1632 - King Charles I grants Maryland to Lord Baltimore. Charles County includes the land which would become Silver Spring.
1688 - Land grant of "The Girls Portion" to Henry Darnall. This land grant contains all of what is now Downtown Silver Spring south of Colesville Road, the northern part of Takoma Park, and parts of the District of Columbia.
1695 - Charles County divided. The new Prince George's County includes the area which would become Silver Spring.
1732 - Land grant by Lord Baltimore, the Lord Protector of Maryland, of "Labyrinth" to William Beal, James Beal, and James Edmondston. The "Labyrinth" land grant encompasses most of close-in Silver Spring north of Colesville Road to University Boulevard in Wheaton. Narrow portions of the land grant extend west to what is now Bethesda and into the District of Columbia.
1745 - Prince Georges County divided. The area which will become Silver Spring becomes a part of the new Frederick County.
1776 - Montgomery County is created from the southern portion of Frederick County on October 1, 1776.
1816 - The short-lived "Simpsonville" post office established.
1830 - Francis Preston Blair moves from Kentucky to Washington at the request of President Andrew Jackson to serve as editor of the Democratic newspaper The Globe.
1840 - Francis Preston Blair, his daughter, Elizabeth, along with their thirsty horse, Selim, discover the spring after which Silver Spring takes its name. Sparkling flakes of mica in the water give it the appearance of silver.
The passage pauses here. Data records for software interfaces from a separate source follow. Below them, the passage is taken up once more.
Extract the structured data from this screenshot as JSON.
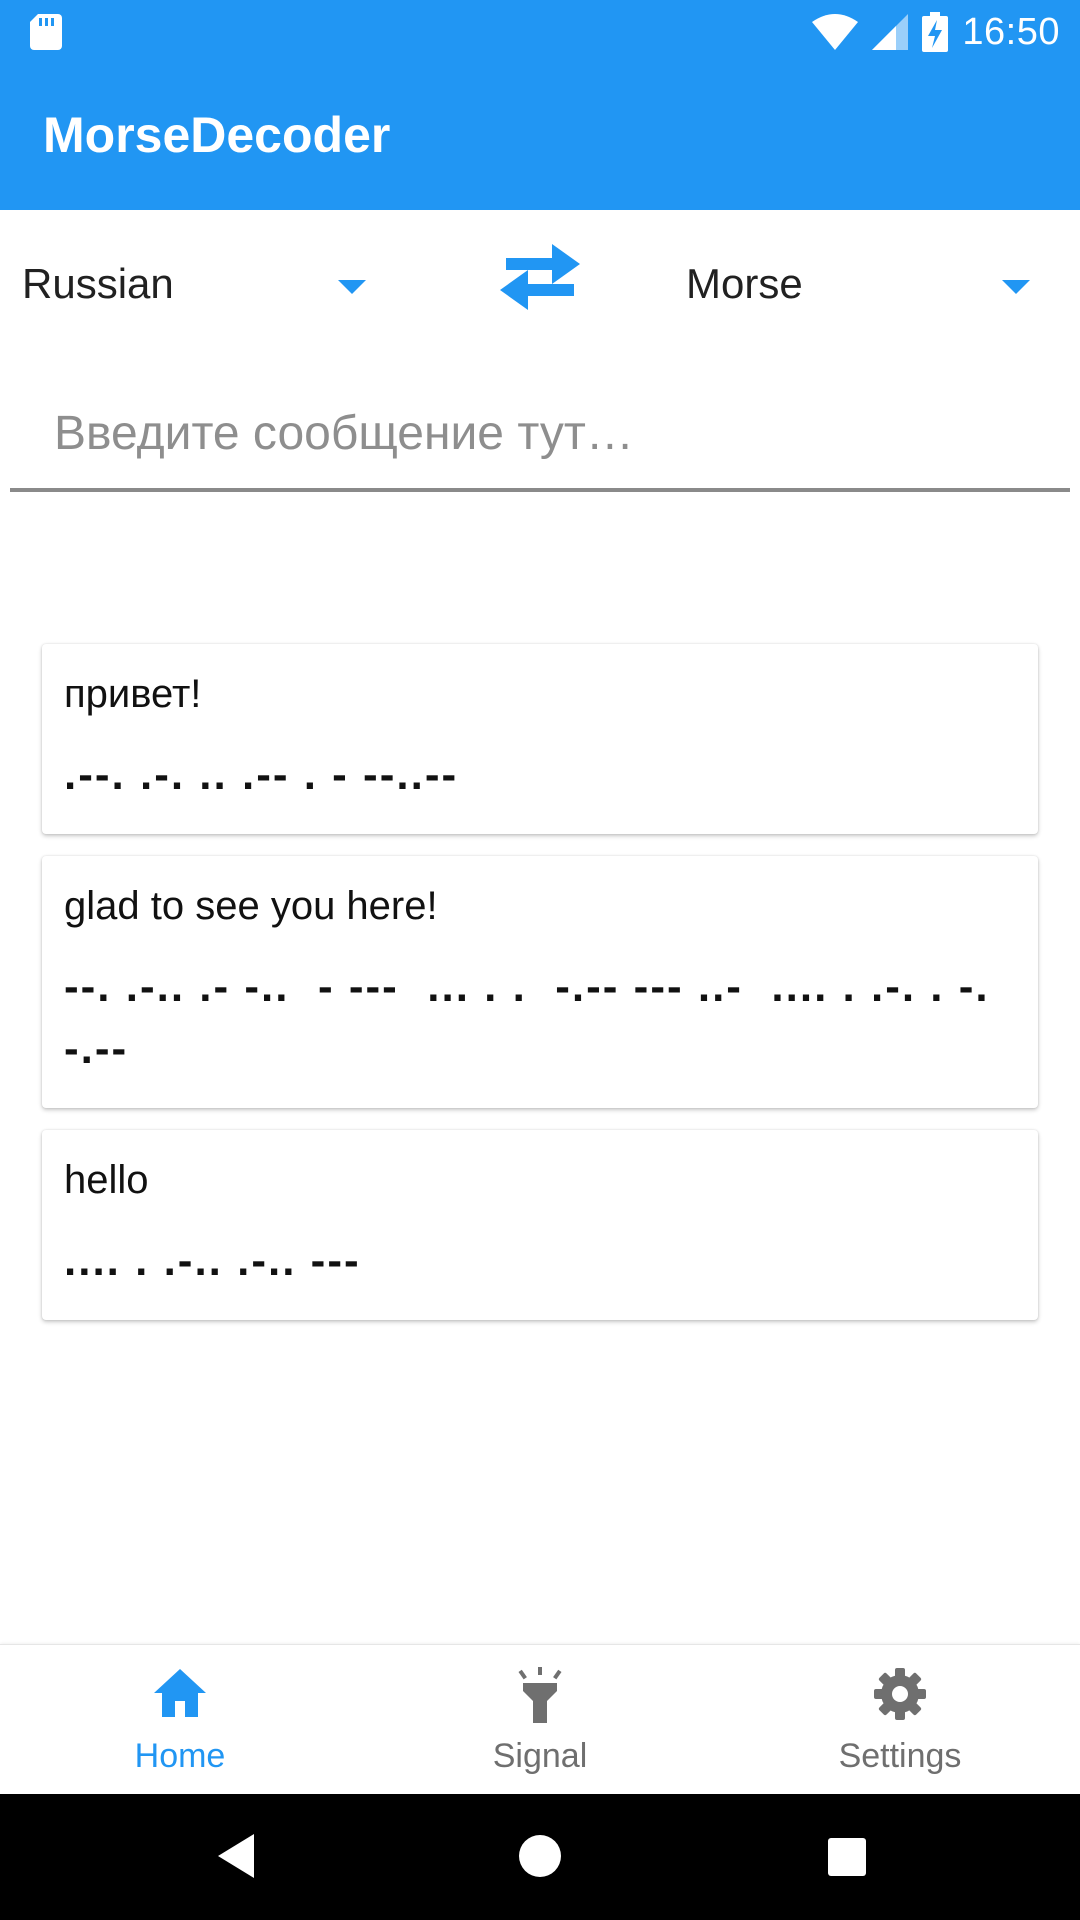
{
  "status_bar": {
    "time": "16:50",
    "icons": [
      "sd-card-icon",
      "wifi-icon",
      "cell-signal-icon",
      "battery-charging-icon"
    ]
  },
  "app_bar": {
    "title": "MorseDecoder"
  },
  "language_selector": {
    "source": "Russian",
    "target": "Morse",
    "swap_icon": "swap-arrows-icon"
  },
  "input": {
    "placeholder": "Введите сообщение тут…",
    "value": ""
  },
  "history": [
    {
      "plain": "привет!",
      "morse": ".--. .-. .. .-- . - --..--"
    },
    {
      "plain": "glad to see you here!",
      "morse": "--. .-.. .- -..  - ---  ... . .  -.-- --- ..-  .... . .-. . -.-.--"
    },
    {
      "plain": "hello",
      "morse": ".... . .-.. .-.. ---"
    }
  ],
  "bottom_nav": {
    "items": [
      {
        "label": "Home",
        "icon": "home-icon",
        "active": true
      },
      {
        "label": "Signal",
        "icon": "flashlight-icon",
        "active": false
      },
      {
        "label": "Settings",
        "icon": "gear-icon",
        "active": false
      }
    ]
  },
  "system_nav": {
    "icons": [
      "back-icon",
      "home-circle-icon",
      "recents-icon"
    ]
  },
  "colors": {
    "primary": "#2196f3",
    "text": "#212121",
    "inactive": "#6f6f6f"
  }
}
1842 - "Silver Spring," a 20-room, 3-story home constructed by Blair on 250 acre homestead as country residence, in addition to Blair House, Washington residence on Pennsylvania Avenue.
1849 - Union Turnpike Co. chartered to construct a road from Brookeville, MD to Washington, DC along what is now known as Georgia Avenue.
1854 - Montgomery Blair, son of Francis Preston Blair, moves to Silver Spring at "Falkland". At the time he represents Dred Scott in famous case before U.S. Supreme Court.
1857 - Francis Preston Blair Lee born to Elizabeth Blair and Samuel Phillips Lee, raised in Silver Spring, later to become the first popularly elected United States Senator, serving 1914-17.
1860s - Public education begins in Montgomery County. The two-room Sligo School opens on a site that would later become the Hecht Company and then City Place Mall.
1861 - Francis Preston Blair opens the first Silver Spring post office. The name is changed to Sligo two years later. The area near the intersection of Colesville Road and Georgia Avenue is identified as Sligo on State Roads Commission highway maps as late as 1958.
1864 - Silver Spring was occupied by Confederate General Jubal Early's troops prior to engagement of the Battle of Ft. Stevens in Washington, DC. Postmaster General Montgomery Blair's home "Falkland" burns to ground shortly after.
1868 - Francis Preston Blair, Jr., youngest child of Eliza and Francis Preston Blair, is the Democratic vice-presidential candidate. The ticket was defeated by Ulysses S. Grant.
1873 - Metropolitan Branch of the Baltimore & Ohio Railroad completed from Washington, DC to Point of Rocks, MD, including four stops in what would become Silver Spring.
1876 - Francis Preston Blair dies. A former member of President Andrew Jackson's "Kitchen Cabinet" who presided over an organizational meeting of the Republican Party in 1856, Blair was instrumental in securing Abraham Lincoln's nomination in 1860.
1887 - The first suburban development begins when Selina Wilson, the widow of John C. Wilson, divides part of her farm on the northwest corner of Colesville Road and the Brookeville Road (now Georgia Avenue) into 5 and 10 acre building plots.
1890 - City of Takoma Park, MD, developed by Benjamin Gilbert, incorporates.
1893 - E. Brooke Lee, "the Father of Modern Silver Spring," born to Anne Brooke Lee and U.S. Senator Francis Preston Blair Lee. Lee serves at age 30 in the MD state legislature and as House Speaker.
1897 - Trolley service begins on the Washington, Woodside, and Forest Glen Railway, which runs along Brookeville Road and then to Forest Glen. The route west of Georgia Avenue is now Seminary Road. Riders transferred to other trolleys at the District of Columbia line to continue downtown.
1899 - New Silver Spring Post Office opens, a quarter mile south of Sligo Post Office and on the other side of the toll booth. Gist Blair, grandson of Francis Preston Blair, appointed first Postmaster. Also, Benjamin F. Leighton purchases the farm of John C. Wilson's brother Richard on the west side of Brookeville Road and subdivides it as "Woodside." The B&O Railroad opened the Woodside Station to serve commuters to downtown Washington. Commuters could also take the much slower, but cheaper, trolley.